|Abstract: ||This dissertation proposes a revised understanding of the place of science in British literary and political
culture during the early atomic era. It builds on recent scholarship that discards the cultural pessimism and
alleged ‘two-cultures’ dichotomy which underlay earlier histories. Countering influential narratives centred
on a beleaguered radical scientific Left in decline, this account instead recovers an early postwar Britain
whose intellectual milieu was politically heterogeneous and culturally vibrant. It argues for different and
unrecognised currents of science and society that informed the debates of the atomic age, most of which
remain unknown to historians.
Following a contextual overview of British scientific intellectuals active in mid-century, this dissertation
then considers four individuals and episodes in greater detail. The first shows how science and scientific
intellectuals were intimately bound up with George Orwell’s Nineteen Eighty Four (1949). Contrary to
interpretations portraying Orwell as hostile to science, Orwell in fact came to side with the views of the
scientific right through his active wartime interest in scientists’ doctrinal disputes; this interest, in turn,
contributed to his depiction of Ingsoc, the novel’s central fictional ideology.
Jacob Bronowski’s remarkable transition from pre-war academic mathematician and Modernist poet to a
leading postwar BBC media don is then traced. A key argument is that rather than publicly engaging with
actual relations of science and the British state, Bronowski actively downplayed the perils of nuclear
weapons, instead promoting an idealist vision of science through his scientific humanism philosophy.
Finally, the political activism of J.G. Crowther and P.M.S. Blackett are analysed, Crowther through his

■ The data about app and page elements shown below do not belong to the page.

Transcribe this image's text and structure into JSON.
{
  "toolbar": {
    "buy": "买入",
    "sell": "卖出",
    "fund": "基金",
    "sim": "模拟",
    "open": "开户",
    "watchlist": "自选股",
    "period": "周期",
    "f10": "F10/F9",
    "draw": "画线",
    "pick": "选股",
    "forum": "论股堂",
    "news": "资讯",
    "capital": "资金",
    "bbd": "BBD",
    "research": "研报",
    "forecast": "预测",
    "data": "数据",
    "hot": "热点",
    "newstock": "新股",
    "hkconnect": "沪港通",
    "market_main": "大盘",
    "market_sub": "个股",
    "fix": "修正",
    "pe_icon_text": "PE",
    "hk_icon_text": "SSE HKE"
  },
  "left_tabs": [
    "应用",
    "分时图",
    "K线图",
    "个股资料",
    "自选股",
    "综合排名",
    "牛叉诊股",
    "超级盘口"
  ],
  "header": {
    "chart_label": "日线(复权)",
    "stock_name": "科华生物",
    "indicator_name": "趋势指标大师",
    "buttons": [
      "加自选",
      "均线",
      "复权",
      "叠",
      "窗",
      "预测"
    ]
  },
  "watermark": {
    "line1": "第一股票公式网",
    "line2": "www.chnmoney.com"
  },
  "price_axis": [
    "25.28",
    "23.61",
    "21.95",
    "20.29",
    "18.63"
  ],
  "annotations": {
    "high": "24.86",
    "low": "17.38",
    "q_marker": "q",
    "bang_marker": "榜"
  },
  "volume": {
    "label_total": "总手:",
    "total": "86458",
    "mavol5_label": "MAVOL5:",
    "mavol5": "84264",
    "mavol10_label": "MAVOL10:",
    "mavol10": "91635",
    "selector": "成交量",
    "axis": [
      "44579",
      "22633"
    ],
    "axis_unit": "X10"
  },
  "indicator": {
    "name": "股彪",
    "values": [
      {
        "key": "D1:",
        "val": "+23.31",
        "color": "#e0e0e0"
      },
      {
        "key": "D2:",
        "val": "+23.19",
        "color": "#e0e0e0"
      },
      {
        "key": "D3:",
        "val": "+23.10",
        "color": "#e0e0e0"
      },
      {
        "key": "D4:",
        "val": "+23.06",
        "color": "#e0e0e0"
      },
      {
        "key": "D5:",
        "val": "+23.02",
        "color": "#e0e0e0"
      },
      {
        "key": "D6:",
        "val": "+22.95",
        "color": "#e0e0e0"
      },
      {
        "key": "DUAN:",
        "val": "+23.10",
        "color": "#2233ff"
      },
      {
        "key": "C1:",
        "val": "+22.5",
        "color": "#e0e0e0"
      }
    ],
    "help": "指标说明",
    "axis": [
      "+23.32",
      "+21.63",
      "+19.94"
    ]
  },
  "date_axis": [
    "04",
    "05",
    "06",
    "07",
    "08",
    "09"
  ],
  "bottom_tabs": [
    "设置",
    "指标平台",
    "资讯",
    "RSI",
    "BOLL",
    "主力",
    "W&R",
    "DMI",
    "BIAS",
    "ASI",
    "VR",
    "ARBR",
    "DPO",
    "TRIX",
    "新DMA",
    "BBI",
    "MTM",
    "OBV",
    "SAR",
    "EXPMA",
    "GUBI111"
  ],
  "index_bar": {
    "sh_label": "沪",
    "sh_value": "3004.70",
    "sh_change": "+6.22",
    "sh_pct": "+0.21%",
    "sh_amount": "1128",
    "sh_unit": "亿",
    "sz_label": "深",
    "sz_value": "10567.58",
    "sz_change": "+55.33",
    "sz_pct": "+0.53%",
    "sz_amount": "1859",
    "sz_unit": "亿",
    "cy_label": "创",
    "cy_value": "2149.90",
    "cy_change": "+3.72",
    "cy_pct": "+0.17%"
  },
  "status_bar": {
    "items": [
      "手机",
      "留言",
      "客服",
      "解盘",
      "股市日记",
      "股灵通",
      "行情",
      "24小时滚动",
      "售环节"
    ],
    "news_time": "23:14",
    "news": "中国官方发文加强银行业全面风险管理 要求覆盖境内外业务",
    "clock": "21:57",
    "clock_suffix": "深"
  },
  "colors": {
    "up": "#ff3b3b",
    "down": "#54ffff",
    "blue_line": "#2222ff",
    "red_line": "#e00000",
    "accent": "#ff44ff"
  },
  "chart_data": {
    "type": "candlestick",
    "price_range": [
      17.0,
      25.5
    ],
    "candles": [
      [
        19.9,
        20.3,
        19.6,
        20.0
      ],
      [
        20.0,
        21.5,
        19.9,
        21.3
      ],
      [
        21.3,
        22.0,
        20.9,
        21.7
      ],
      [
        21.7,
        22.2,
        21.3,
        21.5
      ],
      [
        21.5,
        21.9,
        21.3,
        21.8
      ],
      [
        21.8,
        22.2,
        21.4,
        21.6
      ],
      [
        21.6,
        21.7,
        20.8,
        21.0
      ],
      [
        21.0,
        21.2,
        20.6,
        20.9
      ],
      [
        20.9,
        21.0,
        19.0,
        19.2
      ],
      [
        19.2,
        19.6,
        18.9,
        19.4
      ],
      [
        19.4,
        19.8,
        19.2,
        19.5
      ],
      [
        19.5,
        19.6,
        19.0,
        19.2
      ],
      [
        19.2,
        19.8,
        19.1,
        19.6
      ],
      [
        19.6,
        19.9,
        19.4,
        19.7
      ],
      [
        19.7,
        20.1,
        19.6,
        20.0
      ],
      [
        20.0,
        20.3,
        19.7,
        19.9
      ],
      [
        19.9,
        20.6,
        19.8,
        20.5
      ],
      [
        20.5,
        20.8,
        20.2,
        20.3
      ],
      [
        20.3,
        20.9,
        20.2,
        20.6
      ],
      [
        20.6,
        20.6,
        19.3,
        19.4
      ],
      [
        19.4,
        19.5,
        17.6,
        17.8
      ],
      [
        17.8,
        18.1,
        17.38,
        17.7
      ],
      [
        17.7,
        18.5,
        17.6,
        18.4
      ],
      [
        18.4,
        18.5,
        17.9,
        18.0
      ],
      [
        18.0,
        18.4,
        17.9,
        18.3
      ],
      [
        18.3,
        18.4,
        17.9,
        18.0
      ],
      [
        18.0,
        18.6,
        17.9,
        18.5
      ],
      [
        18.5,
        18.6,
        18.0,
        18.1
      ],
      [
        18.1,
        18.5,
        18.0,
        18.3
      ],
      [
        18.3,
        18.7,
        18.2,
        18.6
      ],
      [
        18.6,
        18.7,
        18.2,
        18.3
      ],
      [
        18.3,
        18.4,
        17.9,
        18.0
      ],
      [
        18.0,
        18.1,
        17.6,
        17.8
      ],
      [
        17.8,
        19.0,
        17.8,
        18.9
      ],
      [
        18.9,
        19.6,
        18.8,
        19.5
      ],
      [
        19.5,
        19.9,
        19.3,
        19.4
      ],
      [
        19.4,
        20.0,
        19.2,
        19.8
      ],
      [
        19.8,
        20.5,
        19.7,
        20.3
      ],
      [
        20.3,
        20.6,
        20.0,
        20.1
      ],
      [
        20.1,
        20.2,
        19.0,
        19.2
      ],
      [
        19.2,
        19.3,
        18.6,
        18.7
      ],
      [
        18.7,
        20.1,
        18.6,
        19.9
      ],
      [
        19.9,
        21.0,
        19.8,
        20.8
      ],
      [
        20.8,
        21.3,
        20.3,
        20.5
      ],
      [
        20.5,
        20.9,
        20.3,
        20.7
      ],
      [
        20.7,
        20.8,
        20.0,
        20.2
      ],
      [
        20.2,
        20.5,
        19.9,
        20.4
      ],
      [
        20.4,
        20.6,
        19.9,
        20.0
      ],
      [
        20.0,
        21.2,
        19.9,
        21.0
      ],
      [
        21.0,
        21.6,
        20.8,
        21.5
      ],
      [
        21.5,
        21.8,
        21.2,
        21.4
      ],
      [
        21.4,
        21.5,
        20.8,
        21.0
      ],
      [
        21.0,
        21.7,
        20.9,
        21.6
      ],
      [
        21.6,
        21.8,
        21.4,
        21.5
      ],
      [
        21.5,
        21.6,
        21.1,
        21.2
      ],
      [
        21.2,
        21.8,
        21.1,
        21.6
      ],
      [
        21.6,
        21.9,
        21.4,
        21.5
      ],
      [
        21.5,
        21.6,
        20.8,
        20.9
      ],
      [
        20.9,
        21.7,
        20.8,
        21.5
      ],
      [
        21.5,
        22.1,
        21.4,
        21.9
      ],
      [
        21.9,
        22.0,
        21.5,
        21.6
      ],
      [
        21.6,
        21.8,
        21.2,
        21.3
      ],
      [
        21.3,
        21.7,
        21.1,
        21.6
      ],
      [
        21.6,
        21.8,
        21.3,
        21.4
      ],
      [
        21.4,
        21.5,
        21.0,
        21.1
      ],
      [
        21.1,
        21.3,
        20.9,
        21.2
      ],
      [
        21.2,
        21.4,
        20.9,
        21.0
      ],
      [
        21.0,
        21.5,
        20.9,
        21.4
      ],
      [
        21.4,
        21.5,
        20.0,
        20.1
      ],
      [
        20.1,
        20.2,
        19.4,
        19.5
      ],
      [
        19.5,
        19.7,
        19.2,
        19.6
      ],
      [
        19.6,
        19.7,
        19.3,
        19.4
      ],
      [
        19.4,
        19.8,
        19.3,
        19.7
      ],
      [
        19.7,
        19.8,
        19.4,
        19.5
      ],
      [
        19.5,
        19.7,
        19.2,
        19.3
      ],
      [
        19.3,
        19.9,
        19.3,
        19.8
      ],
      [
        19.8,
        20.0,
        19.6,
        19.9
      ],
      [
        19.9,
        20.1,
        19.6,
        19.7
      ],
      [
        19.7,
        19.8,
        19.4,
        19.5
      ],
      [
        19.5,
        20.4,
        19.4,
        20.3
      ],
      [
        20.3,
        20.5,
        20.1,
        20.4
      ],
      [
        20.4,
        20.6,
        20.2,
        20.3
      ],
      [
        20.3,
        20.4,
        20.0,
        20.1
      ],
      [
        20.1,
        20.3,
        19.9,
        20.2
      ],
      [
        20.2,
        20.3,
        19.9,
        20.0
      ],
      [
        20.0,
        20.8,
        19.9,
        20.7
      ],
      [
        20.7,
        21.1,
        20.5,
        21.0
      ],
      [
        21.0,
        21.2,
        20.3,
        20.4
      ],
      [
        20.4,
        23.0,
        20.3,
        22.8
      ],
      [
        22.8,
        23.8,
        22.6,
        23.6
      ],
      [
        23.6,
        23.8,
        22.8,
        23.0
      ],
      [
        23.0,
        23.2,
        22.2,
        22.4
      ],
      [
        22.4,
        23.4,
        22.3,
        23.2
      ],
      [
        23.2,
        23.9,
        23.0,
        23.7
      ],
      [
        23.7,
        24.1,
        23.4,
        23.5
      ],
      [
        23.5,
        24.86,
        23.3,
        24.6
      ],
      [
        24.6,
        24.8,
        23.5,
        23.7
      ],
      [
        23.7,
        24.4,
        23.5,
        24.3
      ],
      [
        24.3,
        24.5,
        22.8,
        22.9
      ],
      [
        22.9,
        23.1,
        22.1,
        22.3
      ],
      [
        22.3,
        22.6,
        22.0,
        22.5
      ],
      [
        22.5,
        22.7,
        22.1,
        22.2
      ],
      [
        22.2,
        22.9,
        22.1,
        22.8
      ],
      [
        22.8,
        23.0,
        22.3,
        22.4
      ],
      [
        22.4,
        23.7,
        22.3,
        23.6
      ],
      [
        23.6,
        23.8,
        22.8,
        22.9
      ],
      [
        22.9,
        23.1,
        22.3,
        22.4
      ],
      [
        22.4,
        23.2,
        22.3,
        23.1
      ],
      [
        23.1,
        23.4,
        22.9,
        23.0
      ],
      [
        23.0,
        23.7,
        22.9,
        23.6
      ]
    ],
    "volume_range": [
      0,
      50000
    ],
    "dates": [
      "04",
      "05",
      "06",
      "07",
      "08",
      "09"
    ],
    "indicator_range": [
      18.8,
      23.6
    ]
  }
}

chairmanship of the Communist-linked British Peace Committee, and Blackett through his controversial
book Military and Political Consequences of Atomic Energy (1948). In neither case, as might be expected,
did their nuclear politics stem from scientific ideology but rather from personal convictions.|